“Then all of a sudden you’re seeing he’s a much better player than what we saw in training camp. (Moose head coach) Mark Morrison and his staff did a great job getting him going, getting him better prepared to come up and play at this level, and he’s taken full advantage of it. I talked to him about this the other day, I still think there is more there. We’re going to keep pushing him because I do think there is more to offer there.”
Stenlund dealt with a knee injury last season and being able to play an enhanced role with the Moose that included more ice time helped him get his skating legs back and when the opportunity to be recalled came, he was ready to seize it.

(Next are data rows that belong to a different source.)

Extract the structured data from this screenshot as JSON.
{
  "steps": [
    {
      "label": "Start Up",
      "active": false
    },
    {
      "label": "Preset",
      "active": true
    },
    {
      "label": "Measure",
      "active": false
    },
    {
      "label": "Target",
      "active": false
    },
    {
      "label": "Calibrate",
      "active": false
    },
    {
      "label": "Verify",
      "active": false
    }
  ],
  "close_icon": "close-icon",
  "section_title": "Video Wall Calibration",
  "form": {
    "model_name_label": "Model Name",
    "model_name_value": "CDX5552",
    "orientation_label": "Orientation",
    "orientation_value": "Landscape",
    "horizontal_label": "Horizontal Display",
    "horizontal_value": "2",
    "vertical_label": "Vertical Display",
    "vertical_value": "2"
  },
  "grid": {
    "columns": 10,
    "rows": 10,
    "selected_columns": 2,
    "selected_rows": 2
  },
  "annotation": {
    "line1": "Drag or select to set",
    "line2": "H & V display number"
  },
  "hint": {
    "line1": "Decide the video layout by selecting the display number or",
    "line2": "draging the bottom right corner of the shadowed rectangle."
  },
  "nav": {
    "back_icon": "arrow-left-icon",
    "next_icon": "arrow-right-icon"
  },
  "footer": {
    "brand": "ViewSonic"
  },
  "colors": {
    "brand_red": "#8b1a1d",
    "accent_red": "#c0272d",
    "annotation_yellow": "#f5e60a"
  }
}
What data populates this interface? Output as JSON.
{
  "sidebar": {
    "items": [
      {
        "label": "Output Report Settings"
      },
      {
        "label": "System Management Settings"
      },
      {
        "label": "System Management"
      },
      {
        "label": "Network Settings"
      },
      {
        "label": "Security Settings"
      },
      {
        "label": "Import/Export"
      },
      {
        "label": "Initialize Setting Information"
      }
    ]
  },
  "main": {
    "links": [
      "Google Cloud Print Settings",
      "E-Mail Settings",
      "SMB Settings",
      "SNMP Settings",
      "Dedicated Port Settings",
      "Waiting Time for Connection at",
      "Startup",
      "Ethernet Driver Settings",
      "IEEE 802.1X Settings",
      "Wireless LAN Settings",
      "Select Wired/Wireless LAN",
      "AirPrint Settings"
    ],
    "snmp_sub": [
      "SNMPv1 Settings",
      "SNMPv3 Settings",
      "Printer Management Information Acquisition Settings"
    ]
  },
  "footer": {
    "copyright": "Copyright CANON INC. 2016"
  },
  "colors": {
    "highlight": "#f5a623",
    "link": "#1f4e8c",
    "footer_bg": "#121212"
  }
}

“I played a lot, and it helped me a lot. Just to be able to get ice time, get the feel of it again,” said Stenlund. “Obviously last season I had a tough season with injuries and stuff like that. So I think that got me going. It helped build my confidence, just to be able to do the stuff they wanted me to do and build from that.
“It’s easier to say how my game has evolved now. I know my role. It’s easier to know what they expect of me every game. That makes it easy for a player when they know what you want to do.”
Stenlund joked before the formal part of his interview session started that if there was going to be a video tribute to salute his return on Thursday that it would be a short one.
But the second round pick (58th overall) of the Blue Jackets in the 2015 NHL Draft was thankful for the time he spent in the organization and for the opportunity he was given when he finally came over to play in North America at the end of the 2017-18 season.
“I learned how hard it is to play in the NHL, like every day. The kind of work (it takes). I think that’s helped me a lot,” said Stenlund. “Well I’ve come a long way. I remember everything like it was yesterday. But it’s been a long journey. A lot of memories. A fun journey.
“It’s a lot of feelings. Obviously I’m happy to be here. It’s going to be a fun game tonight.”
The Jets are making one lineup change on Thursday, inserting right-winger Sam Gagner on the fourth line for Karson Kuhlman.
David Rittich makes his second consecutive start in goal as Connor Hellebuyck continues to work his way back from an illness.
Here’s how the Jets are expected to start tonight against the Blue Jackets:
Kyle Connor-Pierre-Luc Dubois-Nikolaj Ehlers
Cole Perfetti-Mark Scheifele-Blake Wheeler
Morgan Barron-Adam Lowry-Mason Appleton
Saku Maenalanen-Kevin Stenlund-Sam Gagner
Josh Morrissey-Neal Pionk
Brenden Dillon-Dylan DeMelo
Dylan Samberg-Nate Schmidt